(Beginning of Records for this exercise)
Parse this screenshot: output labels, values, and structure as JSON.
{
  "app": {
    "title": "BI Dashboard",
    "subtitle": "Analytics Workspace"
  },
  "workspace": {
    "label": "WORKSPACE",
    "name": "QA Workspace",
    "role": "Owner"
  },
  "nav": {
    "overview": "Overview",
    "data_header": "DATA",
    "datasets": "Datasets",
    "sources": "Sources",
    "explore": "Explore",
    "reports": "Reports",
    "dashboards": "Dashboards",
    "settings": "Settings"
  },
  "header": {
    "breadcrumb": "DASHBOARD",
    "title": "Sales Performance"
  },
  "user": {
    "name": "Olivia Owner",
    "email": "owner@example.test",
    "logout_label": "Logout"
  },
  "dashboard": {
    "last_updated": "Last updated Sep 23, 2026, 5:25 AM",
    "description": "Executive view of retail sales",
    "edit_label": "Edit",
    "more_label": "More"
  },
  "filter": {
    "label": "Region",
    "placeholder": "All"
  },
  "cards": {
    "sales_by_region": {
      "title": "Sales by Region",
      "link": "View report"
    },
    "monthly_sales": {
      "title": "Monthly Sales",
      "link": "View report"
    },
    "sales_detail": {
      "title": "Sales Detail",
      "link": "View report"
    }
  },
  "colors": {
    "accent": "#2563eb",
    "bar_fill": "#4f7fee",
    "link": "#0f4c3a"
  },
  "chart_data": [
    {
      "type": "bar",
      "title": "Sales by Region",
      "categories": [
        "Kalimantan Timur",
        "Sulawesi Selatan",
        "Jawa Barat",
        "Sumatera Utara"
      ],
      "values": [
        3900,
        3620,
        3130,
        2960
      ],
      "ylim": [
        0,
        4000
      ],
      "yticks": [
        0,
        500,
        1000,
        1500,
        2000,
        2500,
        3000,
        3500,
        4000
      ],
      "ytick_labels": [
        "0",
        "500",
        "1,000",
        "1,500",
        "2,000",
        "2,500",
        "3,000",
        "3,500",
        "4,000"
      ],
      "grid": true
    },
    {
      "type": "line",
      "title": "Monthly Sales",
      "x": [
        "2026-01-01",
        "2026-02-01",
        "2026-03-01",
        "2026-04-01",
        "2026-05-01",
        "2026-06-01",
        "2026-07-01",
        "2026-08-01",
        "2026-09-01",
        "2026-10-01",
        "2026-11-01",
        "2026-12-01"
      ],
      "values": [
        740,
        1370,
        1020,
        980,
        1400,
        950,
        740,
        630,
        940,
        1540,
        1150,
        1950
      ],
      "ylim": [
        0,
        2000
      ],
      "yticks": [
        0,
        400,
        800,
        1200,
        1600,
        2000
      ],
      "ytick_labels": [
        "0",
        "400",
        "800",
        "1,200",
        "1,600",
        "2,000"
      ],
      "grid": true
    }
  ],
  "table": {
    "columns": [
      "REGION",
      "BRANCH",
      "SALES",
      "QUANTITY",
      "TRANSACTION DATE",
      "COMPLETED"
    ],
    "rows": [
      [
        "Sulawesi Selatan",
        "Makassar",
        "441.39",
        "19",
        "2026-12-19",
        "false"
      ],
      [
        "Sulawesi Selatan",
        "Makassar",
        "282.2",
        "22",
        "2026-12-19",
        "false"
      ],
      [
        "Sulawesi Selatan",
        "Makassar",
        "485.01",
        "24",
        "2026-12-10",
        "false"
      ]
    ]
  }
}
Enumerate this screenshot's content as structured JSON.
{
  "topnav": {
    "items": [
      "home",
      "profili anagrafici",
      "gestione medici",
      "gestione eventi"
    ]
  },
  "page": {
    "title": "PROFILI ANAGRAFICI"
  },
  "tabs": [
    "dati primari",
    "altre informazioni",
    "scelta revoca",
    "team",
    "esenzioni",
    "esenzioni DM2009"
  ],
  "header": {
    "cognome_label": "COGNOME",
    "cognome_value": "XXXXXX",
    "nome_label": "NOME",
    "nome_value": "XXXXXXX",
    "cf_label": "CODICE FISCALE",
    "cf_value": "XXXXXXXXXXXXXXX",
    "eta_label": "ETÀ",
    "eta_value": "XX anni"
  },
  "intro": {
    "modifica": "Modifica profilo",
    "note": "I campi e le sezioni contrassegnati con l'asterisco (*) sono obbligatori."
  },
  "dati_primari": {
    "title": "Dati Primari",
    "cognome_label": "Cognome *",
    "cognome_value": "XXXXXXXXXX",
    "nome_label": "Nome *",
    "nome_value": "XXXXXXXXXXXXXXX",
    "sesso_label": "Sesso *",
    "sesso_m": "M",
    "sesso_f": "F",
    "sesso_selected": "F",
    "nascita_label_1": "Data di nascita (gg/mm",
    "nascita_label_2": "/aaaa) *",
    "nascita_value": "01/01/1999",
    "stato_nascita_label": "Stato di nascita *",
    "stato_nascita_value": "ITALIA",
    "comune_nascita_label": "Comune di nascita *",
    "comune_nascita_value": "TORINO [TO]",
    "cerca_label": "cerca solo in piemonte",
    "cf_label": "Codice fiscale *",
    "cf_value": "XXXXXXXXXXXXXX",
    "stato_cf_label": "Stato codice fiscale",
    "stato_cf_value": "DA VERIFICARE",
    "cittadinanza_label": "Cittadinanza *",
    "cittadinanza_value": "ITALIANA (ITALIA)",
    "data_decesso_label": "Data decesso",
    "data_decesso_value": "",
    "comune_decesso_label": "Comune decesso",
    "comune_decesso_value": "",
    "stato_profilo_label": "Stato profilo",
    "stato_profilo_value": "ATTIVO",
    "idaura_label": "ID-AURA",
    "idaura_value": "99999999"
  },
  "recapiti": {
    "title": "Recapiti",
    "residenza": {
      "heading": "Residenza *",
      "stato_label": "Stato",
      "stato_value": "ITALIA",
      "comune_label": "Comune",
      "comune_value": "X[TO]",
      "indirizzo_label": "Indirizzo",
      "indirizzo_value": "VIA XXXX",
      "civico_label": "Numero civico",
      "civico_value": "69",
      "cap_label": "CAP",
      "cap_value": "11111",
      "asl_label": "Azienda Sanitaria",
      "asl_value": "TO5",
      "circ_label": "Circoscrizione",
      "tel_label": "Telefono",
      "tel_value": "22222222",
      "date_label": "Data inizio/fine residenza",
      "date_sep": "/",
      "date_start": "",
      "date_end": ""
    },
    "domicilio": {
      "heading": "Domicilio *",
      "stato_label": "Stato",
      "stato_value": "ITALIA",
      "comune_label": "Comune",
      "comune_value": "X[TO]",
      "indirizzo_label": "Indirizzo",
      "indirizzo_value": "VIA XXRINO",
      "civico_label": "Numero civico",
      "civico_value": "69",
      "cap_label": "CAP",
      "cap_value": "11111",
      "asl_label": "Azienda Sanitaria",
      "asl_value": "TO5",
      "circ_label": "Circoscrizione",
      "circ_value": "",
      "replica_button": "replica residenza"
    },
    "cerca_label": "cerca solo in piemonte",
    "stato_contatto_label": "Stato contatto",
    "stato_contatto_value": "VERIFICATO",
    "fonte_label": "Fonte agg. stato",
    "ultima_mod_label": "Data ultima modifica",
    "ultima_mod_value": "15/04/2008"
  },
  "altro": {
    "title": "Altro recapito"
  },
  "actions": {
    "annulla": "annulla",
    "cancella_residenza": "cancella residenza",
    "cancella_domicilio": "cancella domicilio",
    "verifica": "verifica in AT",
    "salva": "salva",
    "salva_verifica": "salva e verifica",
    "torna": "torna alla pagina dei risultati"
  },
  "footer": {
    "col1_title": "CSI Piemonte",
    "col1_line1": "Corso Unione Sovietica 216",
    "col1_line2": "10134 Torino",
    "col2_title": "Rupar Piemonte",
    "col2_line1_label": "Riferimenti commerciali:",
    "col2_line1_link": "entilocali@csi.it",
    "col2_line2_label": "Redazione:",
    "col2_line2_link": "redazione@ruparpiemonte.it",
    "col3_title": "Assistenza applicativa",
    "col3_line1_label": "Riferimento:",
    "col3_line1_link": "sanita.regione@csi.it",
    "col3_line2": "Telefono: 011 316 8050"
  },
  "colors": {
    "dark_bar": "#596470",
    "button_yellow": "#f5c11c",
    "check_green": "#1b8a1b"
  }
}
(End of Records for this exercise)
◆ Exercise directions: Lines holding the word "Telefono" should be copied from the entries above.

◆ Written solution:
      "tel_label": "Telefono",
    "col3_line2": "Telefono: 011 316 8050"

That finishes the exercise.